[Your instructions]
Using the material below, copy every line where "Guillermo" appears.

[Data]
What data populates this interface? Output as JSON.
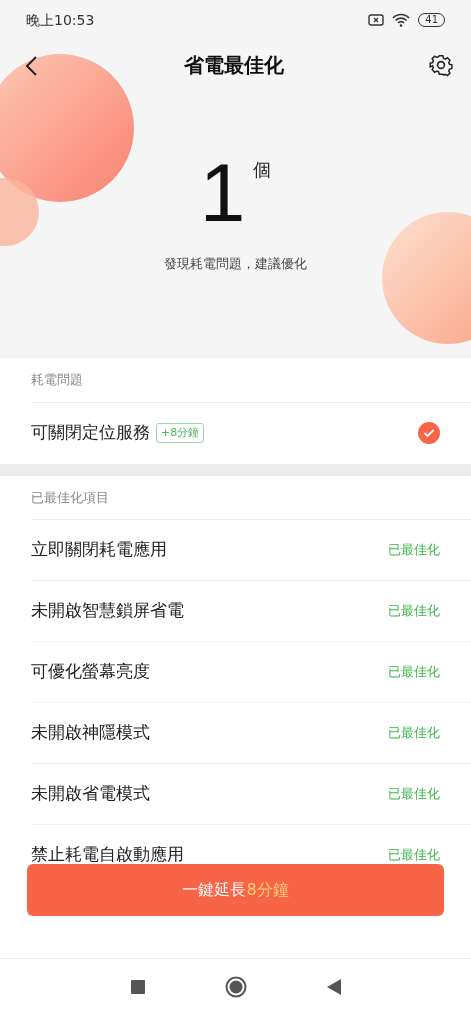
{
  "status_bar": {
    "time": "晚上10:53",
    "battery": "41"
  },
  "header": {
    "title": "省電最佳化"
  },
  "summary": {
    "count": "1",
    "unit": "個",
    "message": "發現耗電問題，建議優化"
  },
  "issues": {
    "heading": "耗電問題",
    "items": [
      {
        "label": "可關閉定位服務",
        "tag": "+8分鐘",
        "checked": true
      }
    ]
  },
  "optimized": {
    "heading": "已最佳化項目",
    "items": [
      {
        "label": "立即關閉耗電應用",
        "status": "已最佳化"
      },
      {
        "label": "未開啟智慧鎖屏省電",
        "status": "已最佳化"
      },
      {
        "label": "可優化螢幕亮度",
        "status": "已最佳化"
      },
      {
        "label": "未開啟神隱模式",
        "status": "已最佳化"
      },
      {
        "label": "未開啟省電模式",
        "status": "已最佳化"
      },
      {
        "label": "禁止耗電自啟動應用",
        "status": "已最佳化"
      }
    ]
  },
  "action_button": {
    "label": "一鍵延長",
    "highlight": "8分鐘"
  }
}
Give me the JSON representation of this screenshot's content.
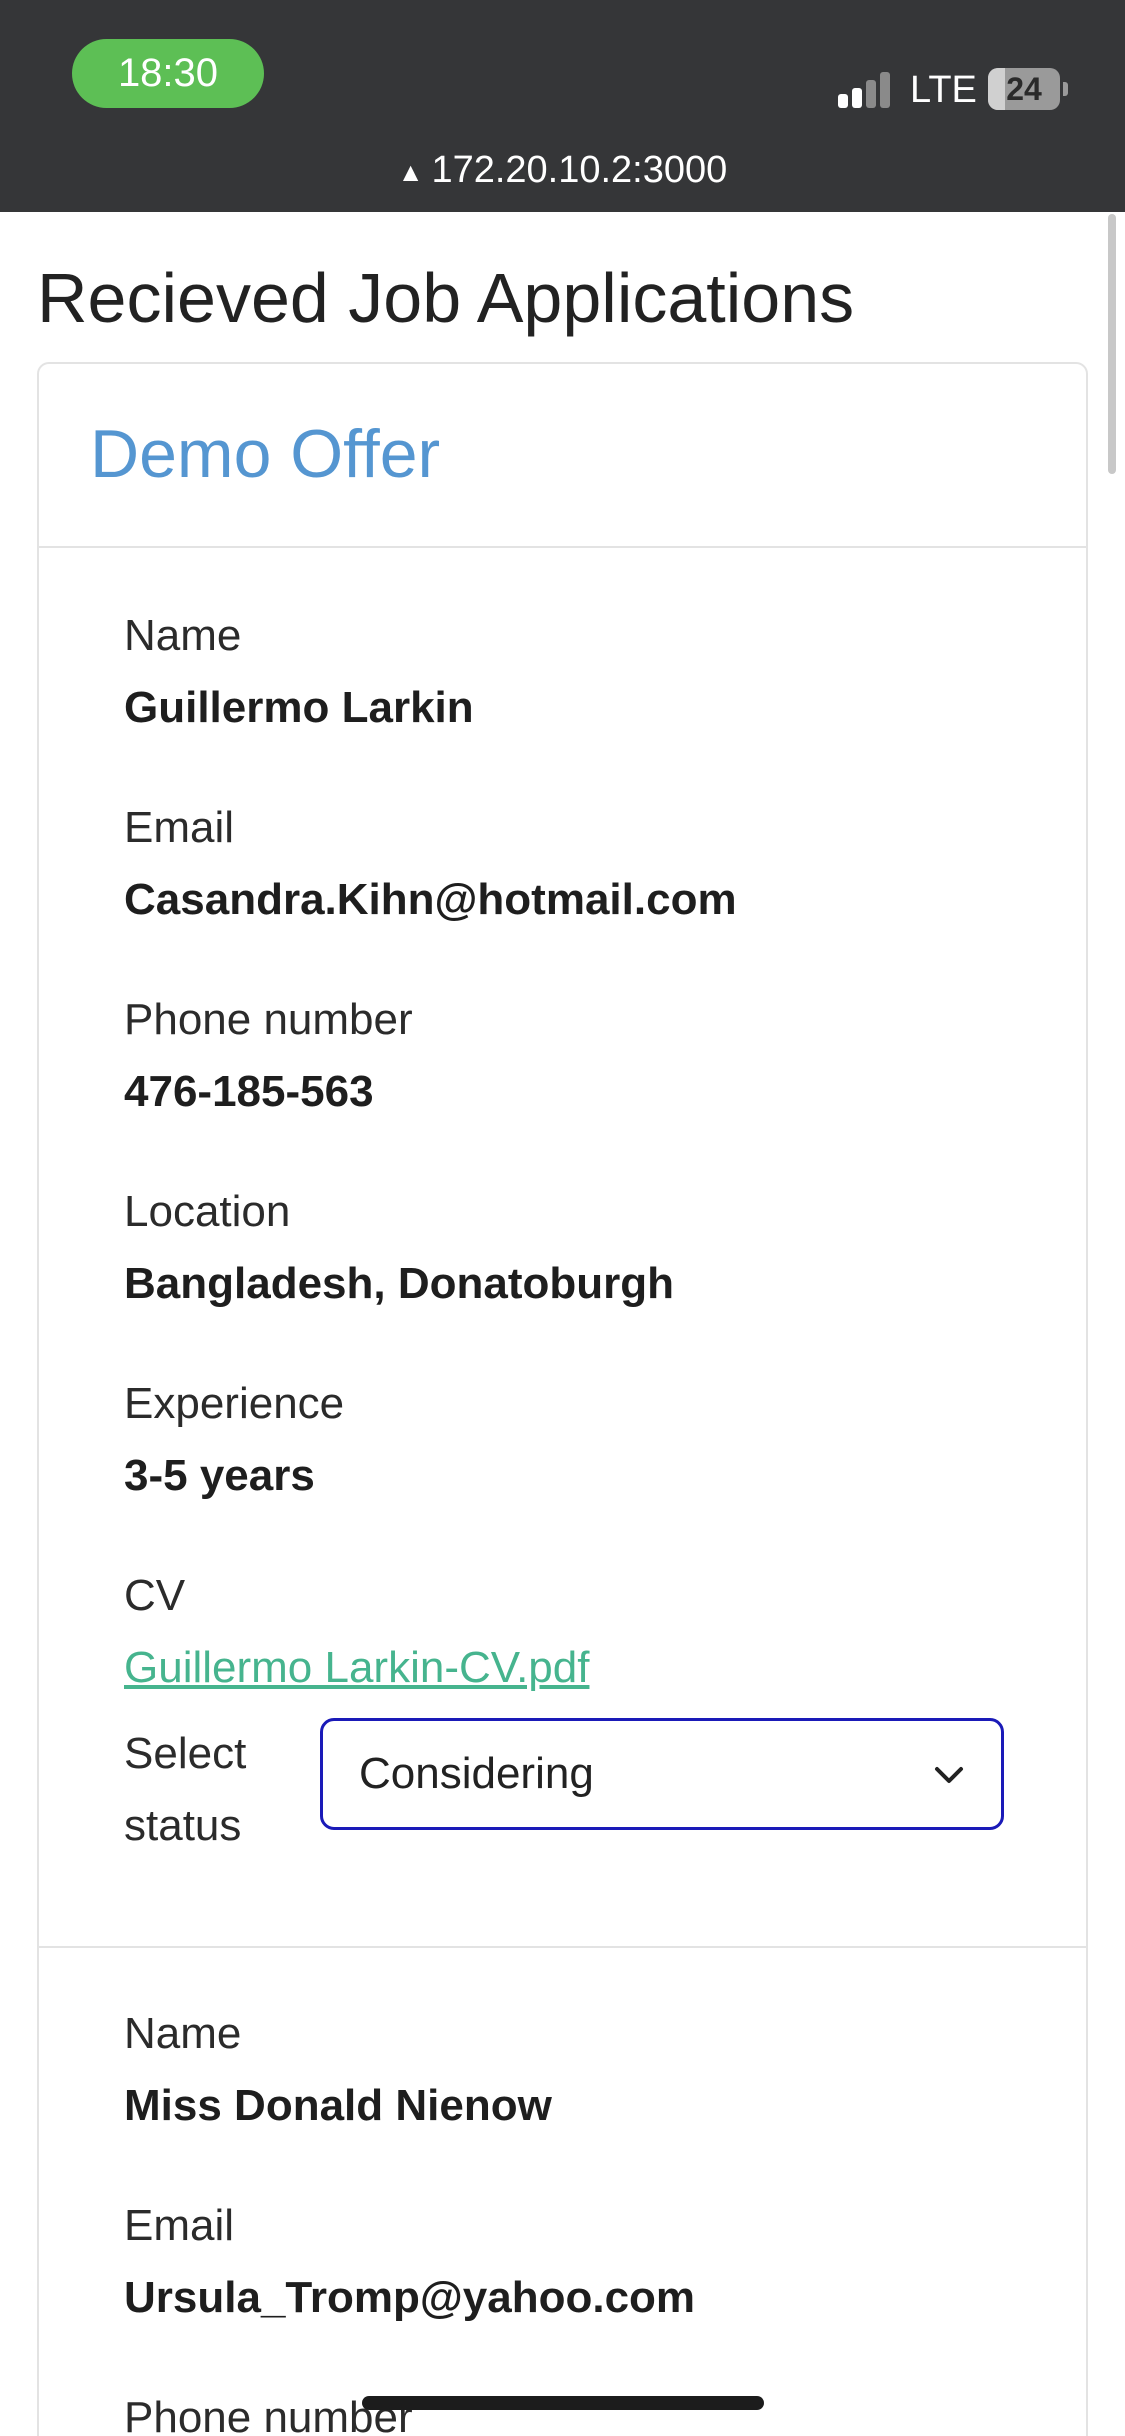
{
  "status_bar": {
    "time": "18:30",
    "network": "LTE",
    "battery": "24",
    "battery_level": 0.24,
    "url": "172.20.10.2:3000",
    "signal_icon": "signal-bars-icon",
    "warning_icon": "not-secure-warning-icon"
  },
  "page": {
    "title": "Recieved Job Applications"
  },
  "offer": {
    "title": "Demo Offer"
  },
  "applicants": [
    {
      "name_label": "Name",
      "name": "Guillermo Larkin",
      "email_label": "Email",
      "email": "Casandra.Kihn@hotmail.com",
      "phone_label": "Phone number",
      "phone": "476-185-563",
      "location_label": "Location",
      "location": "Bangladesh, Donatoburgh",
      "experience_label": "Experience",
      "experience": "3-5 years",
      "cv_label": "CV",
      "cv_link": "Guillermo Larkin-CV.pdf",
      "status_label": "Select status",
      "status": "Considering"
    },
    {
      "name_label": "Name",
      "name": "Miss Donald Nienow",
      "email_label": "Email",
      "email": "Ursula_Tromp@yahoo.com",
      "phone_label": "Phone number"
    }
  ],
  "colors": {
    "status_bar_bg": "#353638",
    "time_pill": "#5dbf55",
    "card_title": "#5596d1",
    "link": "#46b48e",
    "select_border": "#1a1ab8"
  }
}
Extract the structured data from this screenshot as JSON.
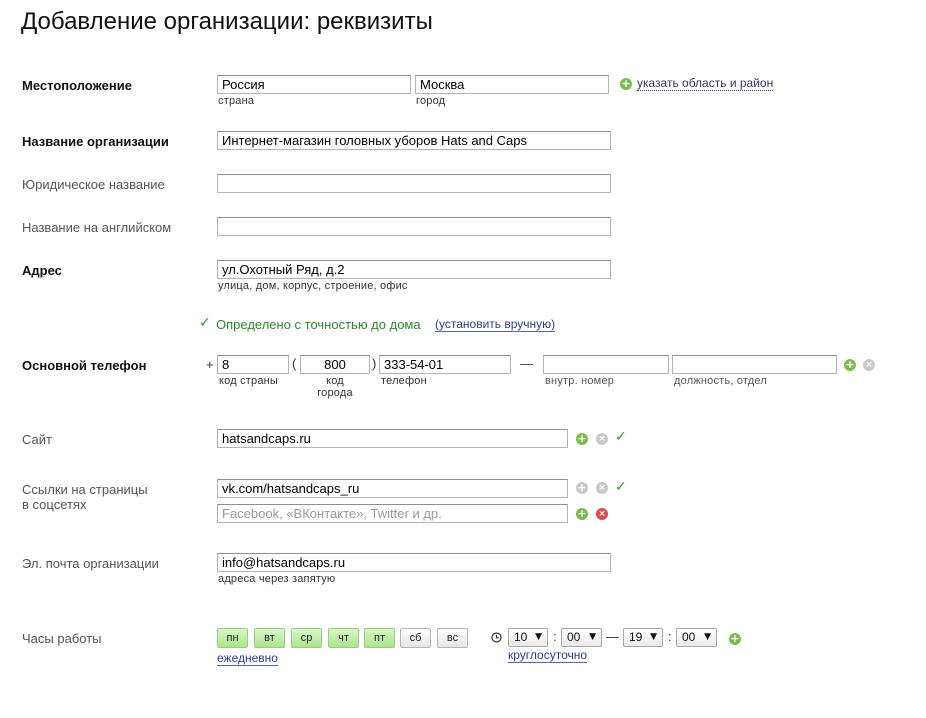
{
  "page": {
    "title": "Добавление организации: реквизиты"
  },
  "location": {
    "label": "Местоположение",
    "country_value": "Россия",
    "country_hint": "страна",
    "city_value": "Москва",
    "city_hint": "город",
    "region_link": "указать область и район"
  },
  "org_name": {
    "label": "Название организации",
    "value": "Интернет-магазин головных уборов Hats and Caps"
  },
  "legal_name": {
    "label": "Юридическое название",
    "value": ""
  },
  "english_name": {
    "label": "Название на английском",
    "value": ""
  },
  "address": {
    "label": "Адрес",
    "value": "ул.Охотный Ряд, д.2",
    "hint": "улица, дом, корпус, строение, офис",
    "status_text": "Определено с точностью до дома",
    "manual_link": "(установить вручную)"
  },
  "phone": {
    "label": "Основной телефон",
    "plus": "+",
    "country_code": "8",
    "country_hint": "код страны",
    "open_paren": "(",
    "city_code": "800",
    "close_paren": ")",
    "city_hint_1": "код",
    "city_hint_2": "города",
    "number": "333-54-01",
    "number_hint": "телефон",
    "dash": "—",
    "extension": "",
    "extension_hint": "внутр. номер",
    "position": "",
    "position_hint": "должность, отдел"
  },
  "site": {
    "label": "Сайт",
    "value": "hatsandcaps.ru"
  },
  "social": {
    "label_1": "Ссылки на страницы",
    "label_2": "в соцсетях",
    "value": "vk.com/hatsandcaps_ru",
    "placeholder": "Facebook, «ВКонтакте», Twitter и др."
  },
  "email": {
    "label": "Эл. почта организации",
    "value": "info@hatsandcaps.ru",
    "hint": "адреса через запятую"
  },
  "hours": {
    "label": "Часы работы",
    "days": [
      {
        "label": "пн",
        "active": true
      },
      {
        "label": "вт",
        "active": true
      },
      {
        "label": "ср",
        "active": true
      },
      {
        "label": "чт",
        "active": true
      },
      {
        "label": "пт",
        "active": true
      },
      {
        "label": "сб",
        "active": false
      },
      {
        "label": "вс",
        "active": false
      }
    ],
    "daily_link": "ежедневно",
    "from_hour": "10",
    "from_min": "00",
    "colon": ":",
    "dash": "—",
    "to_hour": "19",
    "to_min": "00",
    "round_clock_link": "круглосуточно"
  },
  "icons": {
    "add": "plus-circle-icon",
    "remove": "x-circle-icon",
    "ok": "check-icon",
    "clock": "clock-icon"
  },
  "colors": {
    "green": "#7bbd4a",
    "red": "#e24b4b",
    "gray": "#c9c9c9",
    "day_active": "#b8eb9c",
    "check": "#2b9a2b"
  }
}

[Output of the exercise]
      "name": "Guillermo Larkin",
      "cv_link": "Guillermo Larkin-CV.pdf",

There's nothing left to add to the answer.